The latest album from the Brazilian threesome Krisiun highly disappoints. Strong vocals, great (though repetitive) riffs, and the above average double bass blasting on the drums by Max Kolesne. But it seems like the band ran out of ideas half way through the album. After the terrific "Thorns of Heaven" catchy as hell "Murderer" and the title track and a couple other average songs, we get two tracks that are just instrumental wastes. They aren't even good; I don’t even know what the fuck they are. "War Ritual" is a 1:12 waste, as is "Shadow" a waste of 1:50. There is also an outro that well, is a 2:10 waste of stupid noises and a cover song. The cover song is Venom's "In League With Satan", although it is done very well, it just isn't original at all. This songs been covered before, come on cover something different please. With all that being said, that gives you approximately 8 minutes of unoriginal material, taking up 4 tracks. The album is very short clocking in at barely over 31 minutes with twelve songs, with all that instrumental garbage and outro and cover song the album only has 8 "new songs" and a 23-minute run time. It's essentially an EP forced into an LP's case.

With that being said there are some good things this album has to bring to the table. It is very well produced all instruments flow together without the drums over shadowing the guitars like on the previous release, "Ageless Venomous". Sadly, there couldn't have been more actual songs on this album, the exotic solo's by Moyses Kolesne are terrific in adding a type of apocalyptic feel to the tracks on the album. Good example of this is track 5 "Slaughtering Void".

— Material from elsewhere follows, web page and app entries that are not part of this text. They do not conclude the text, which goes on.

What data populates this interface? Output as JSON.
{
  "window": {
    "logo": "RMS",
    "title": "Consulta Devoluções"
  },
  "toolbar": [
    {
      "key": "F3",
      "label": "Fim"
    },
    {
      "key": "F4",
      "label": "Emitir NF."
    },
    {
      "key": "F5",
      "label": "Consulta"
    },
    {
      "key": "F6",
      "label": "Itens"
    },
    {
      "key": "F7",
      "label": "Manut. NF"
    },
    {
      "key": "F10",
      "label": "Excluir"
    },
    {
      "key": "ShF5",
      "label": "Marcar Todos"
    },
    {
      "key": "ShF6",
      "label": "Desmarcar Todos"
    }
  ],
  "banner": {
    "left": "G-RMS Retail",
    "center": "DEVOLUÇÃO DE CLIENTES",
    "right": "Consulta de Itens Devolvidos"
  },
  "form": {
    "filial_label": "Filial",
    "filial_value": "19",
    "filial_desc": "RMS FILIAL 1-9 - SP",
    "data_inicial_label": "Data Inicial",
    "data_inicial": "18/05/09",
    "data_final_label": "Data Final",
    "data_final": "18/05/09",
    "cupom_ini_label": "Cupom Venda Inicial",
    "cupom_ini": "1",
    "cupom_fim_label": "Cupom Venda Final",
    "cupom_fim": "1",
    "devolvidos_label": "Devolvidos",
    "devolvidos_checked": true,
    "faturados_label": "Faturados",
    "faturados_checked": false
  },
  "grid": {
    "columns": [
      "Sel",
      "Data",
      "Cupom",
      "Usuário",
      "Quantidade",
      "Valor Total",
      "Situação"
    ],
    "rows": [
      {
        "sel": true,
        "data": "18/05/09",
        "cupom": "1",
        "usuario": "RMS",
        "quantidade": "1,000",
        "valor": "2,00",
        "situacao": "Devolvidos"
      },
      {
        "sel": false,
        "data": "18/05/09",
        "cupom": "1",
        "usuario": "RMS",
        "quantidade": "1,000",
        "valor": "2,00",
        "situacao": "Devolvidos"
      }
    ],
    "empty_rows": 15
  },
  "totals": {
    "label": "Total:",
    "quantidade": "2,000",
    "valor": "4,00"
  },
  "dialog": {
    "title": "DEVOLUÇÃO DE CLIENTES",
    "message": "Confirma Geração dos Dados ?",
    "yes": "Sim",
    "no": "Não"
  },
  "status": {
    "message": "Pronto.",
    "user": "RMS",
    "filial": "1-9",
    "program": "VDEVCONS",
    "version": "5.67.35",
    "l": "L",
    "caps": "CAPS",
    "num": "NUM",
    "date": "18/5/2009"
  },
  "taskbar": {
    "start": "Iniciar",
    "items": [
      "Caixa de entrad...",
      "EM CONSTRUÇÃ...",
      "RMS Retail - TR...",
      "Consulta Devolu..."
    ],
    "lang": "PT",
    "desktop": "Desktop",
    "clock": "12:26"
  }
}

All in all, this is probably Krisiun's best-produced album sound wise, but worst in the material department. The actual songs on here work well but way to much filler on an already short album, only four songs clock in over 3 minutes none over four. Hopefully Krisiun will put more music on the next full length because they are a talented band and have always been a step a head of most brutal death metal bands. Worst release by the band.

Best Tracks: (1) Thorns of Heaven (2) Murderer (4) Works of Carnage

You Know The Deal - 85%

corviderrant, January 31st, 2004

OK...we all know how fast Krisiun are by now, and honestly I find most bands like this to be boring in the long run. I really have to be in the mood for this kind of relentless blasting death metal, especially when the drummers resort to the common cheat of playing both kick drums beneath an ungodly fast snare and use the SAME DAMN OBNOXIOUS CLACKETY-CLACK triggered drum sounds! That said, well, Krisiun are one of the best at what they do, and this CD is an improvement over "Ageless Venemous" in both production and vision.

Pierre Remillard's production is sterling--you can hear the bass for once and it is loud, mean, and just as distorted as the guitar, for one. The drums are still triggered, but not as much as before, and sound lots better, and Moyses, well, he plays him some guitar to say the least! "Thorns of Heaven" and "Murderer" will rip you apart, and the instrumentals are short and sweet, as well as not as populous as on the recent (disappointing) Morbid Angel release where they take up half the damn CD! Even a pretty damn righteous cover version of Venom's "In League With Satan" where Alex sounds like he'll tear your face off. I like the little instrumental bits like "War Ritual", but thought the outro was boring and unnecessary.

The songs in general are more focused than the last CD, also, more direct and yet more musically able as well. Krisiun have come a long way in that field--their early material was, shall we say, less than tight or musically proficient (something that Moyses freely admits these days). In short, this is another installation in the Krisiun dicsography that, while as brutal and relentless as usual, also shows progression if nothing else. Recommended for fans of this style and even if you want to check them out and have never heard them before.